- **Data excerpts**
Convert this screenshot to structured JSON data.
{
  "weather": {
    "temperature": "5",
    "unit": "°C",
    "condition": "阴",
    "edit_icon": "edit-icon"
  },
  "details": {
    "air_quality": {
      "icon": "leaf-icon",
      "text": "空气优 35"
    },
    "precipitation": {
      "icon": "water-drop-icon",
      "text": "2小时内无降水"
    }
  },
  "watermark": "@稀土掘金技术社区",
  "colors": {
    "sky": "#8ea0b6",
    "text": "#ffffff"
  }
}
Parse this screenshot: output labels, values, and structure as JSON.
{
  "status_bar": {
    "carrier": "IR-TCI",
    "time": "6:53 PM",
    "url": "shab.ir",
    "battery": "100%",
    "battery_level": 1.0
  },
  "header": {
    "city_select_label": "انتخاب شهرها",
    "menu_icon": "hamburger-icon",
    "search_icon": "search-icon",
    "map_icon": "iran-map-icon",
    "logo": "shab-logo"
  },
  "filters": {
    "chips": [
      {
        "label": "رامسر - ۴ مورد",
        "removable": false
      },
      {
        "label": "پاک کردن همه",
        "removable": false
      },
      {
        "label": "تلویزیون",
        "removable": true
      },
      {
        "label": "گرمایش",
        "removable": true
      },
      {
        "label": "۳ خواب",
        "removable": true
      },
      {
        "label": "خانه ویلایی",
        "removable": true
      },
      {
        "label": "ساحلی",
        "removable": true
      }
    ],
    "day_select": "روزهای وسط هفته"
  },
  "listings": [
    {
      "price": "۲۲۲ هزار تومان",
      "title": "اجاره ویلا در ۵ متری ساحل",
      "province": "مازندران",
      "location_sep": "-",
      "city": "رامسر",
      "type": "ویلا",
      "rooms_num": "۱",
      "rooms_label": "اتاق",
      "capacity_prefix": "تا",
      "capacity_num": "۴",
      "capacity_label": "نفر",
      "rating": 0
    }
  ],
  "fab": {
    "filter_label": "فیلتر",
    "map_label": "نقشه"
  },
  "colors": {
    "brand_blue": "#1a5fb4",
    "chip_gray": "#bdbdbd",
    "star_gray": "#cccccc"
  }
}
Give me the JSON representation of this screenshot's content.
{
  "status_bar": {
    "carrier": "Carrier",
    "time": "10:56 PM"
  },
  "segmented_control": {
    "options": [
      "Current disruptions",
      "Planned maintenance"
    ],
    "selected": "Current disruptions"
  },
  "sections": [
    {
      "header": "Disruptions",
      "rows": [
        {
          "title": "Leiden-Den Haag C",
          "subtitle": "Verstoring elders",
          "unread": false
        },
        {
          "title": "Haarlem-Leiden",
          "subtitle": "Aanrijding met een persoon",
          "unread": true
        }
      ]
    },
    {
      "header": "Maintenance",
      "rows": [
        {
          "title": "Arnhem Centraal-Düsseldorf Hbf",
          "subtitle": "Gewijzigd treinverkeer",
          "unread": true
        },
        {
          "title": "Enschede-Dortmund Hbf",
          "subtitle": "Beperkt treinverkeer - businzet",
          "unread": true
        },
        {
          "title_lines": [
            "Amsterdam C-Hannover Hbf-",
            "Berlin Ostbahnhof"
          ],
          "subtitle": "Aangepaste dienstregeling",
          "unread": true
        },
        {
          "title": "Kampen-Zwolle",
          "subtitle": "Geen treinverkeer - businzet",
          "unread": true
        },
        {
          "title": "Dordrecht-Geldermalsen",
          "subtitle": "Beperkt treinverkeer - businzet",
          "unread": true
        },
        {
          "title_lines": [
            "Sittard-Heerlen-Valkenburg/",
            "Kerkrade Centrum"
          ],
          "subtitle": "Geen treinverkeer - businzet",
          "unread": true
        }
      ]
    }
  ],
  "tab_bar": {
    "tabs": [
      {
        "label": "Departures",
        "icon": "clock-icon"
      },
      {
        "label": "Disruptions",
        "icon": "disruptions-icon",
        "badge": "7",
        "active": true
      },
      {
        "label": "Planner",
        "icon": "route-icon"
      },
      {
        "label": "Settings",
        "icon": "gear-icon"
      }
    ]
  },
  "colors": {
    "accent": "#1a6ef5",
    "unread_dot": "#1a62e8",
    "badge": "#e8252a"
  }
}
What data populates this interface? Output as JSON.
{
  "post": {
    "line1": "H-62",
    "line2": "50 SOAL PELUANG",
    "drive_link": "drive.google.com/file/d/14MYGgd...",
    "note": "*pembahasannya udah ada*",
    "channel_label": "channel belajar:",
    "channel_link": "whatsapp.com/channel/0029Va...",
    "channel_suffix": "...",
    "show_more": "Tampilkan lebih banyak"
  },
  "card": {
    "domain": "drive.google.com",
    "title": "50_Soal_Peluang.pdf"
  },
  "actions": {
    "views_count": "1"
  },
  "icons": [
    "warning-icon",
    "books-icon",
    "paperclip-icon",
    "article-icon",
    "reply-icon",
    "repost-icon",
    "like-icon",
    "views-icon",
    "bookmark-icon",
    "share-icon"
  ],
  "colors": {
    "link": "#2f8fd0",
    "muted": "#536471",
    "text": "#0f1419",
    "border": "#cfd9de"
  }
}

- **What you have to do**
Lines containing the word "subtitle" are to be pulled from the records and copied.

- **Written reply**
          "subtitle": "Verstoring elders",
          "subtitle": "Aanrijding met een persoon",
          "subtitle": "Gewijzigd treinverkeer",
          "subtitle": "Beperkt treinverkeer - businzet",
          "subtitle": "Aangepaste dienstregeling",
          "subtitle": "Geen treinverkeer - businzet",
          "subtitle": "Beperkt treinverkeer - businzet",
          "subtitle": "Geen treinverkeer - businzet",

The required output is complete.